Pyrolysis is the most recommended alternative for the thermochemical treatment of waste tires and extensively used for conversion of carbonaceous materials in Europe and the Asia-Pacific. Pyrolysis is a two-phase treatment which uses thermal decomposition to heat the rubber in the absence of oxygen to break it into its constituent parts, e.g., pyrolysis oil (or bio oil), synthetic gas and char. Cracking and post-cracking take place progressively as the material is heated to 450-500°C and above.
The pyrolysis method for scrap tires recycling involves heating whole or halved or shredded tires in a reactor containing an oxygen free atmosphere and a heat source. In the reactor, the rubber is softened after which the rubber polymers disintegrate into smaller molecules which eventually vaporize and exit from the reactor. These vapors can be burned directly to produce power or condensed into an oily type liquid, called pyrolysis oil or bio oil.
Some molecules are too small to condense and remain as a gas which can be burned as fuel. The minerals that were part of the tire, about 40% by weight, are removed as a solid. When performed well a tire pyrolysis process is a very clean operation and has nearly no emissions or waste.
The heating rate of tire is an important parameter affecting the reaction time, product yield, product quality and energy requirement of the waste tire pyrolysis process. If the temperature is maintained at around 450oC the main product is liquid which could be a mixture of hydrocarbon depending on the initial composition of waste material. At temperature above 700oC, synthetic gas (also known as syngas), a mixture of hydrogen and carbon monoxide, becomes the primary product due to further cracking of the liquids.
The nature of the feedstock and process conditions defines the properties of the gas, liquid and solid products. For example, whole tires contain fibers and steel while shredded tires have most of the steel and sometimes most of the fiber removed.
Processes can be either batch or continuous. The energy required for thermal decomposition of the scrap tires can be in the form of directly-fired fuel, electrical induction and or by microwaves (like a microwave oven). A catalyst may also be required to accelerate the pyrolysis process.
The high acceptance of pyrolysis for the treatment of scrap tires is due to the fact that the derived oils and syngas can be used as biofuels or as feedstock for refining crude oil or chemical products.

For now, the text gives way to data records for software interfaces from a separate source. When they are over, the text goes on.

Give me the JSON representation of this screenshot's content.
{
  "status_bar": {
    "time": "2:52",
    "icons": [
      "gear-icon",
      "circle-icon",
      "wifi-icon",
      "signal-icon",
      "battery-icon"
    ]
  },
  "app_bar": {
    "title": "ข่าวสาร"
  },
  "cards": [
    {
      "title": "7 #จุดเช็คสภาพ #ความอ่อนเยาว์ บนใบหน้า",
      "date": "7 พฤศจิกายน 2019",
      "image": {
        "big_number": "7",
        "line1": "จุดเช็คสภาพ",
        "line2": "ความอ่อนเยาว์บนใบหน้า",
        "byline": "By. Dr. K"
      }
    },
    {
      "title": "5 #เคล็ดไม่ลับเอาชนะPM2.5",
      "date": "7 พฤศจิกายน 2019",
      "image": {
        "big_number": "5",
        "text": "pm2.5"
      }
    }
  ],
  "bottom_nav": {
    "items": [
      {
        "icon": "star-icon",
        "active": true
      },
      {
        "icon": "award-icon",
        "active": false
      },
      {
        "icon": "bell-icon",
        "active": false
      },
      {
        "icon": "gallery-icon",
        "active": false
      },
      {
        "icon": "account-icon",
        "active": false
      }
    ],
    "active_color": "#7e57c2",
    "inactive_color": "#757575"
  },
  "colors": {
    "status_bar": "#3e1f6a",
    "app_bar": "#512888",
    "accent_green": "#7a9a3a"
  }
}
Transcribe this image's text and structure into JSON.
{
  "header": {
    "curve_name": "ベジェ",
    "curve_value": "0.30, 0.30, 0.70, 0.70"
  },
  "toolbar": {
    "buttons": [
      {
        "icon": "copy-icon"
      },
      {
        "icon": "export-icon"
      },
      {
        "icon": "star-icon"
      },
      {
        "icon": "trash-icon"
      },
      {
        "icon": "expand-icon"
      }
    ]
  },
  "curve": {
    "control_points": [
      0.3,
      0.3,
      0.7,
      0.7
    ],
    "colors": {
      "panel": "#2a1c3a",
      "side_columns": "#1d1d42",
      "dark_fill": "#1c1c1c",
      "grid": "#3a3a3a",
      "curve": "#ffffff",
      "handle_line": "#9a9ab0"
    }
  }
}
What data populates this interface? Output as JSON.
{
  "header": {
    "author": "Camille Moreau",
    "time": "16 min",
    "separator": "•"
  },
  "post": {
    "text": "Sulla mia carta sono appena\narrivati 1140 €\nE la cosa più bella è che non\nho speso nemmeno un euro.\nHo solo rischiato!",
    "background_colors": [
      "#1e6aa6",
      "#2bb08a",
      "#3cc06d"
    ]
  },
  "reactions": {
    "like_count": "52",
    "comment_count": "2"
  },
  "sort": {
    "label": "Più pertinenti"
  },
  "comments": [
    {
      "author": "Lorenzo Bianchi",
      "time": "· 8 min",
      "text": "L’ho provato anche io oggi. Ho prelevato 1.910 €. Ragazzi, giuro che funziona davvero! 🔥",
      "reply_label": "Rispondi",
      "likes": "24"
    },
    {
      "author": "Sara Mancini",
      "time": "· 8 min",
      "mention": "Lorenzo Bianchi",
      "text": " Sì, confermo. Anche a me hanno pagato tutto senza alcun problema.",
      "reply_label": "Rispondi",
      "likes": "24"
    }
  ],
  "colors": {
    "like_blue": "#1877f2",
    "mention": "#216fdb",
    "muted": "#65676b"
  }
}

The pyrolysis oil (or bio oil) has higher calorific value, low ash, low residual carbon and low sulphur content.
The use of pyrolysis oil in cement kilns, paper mills, power plants, industrial furnaces, foundries and other industries is one of the best uses of scrap tires. Pyrolysis of scrap tyres produces oil that can be used as liquid fuels for industrial furnaces, foundries and boilers in power plants due to their higher calorific value, low ash, residual carbon and sulphur content.
The solid residue, called char, contains carbon black, and inorganic matter. It contains carbon black and the mineral matter initially present in the tire. This solid char may be used as reinforcement in the rubber industry, as activated carbon or as smokeless fuel.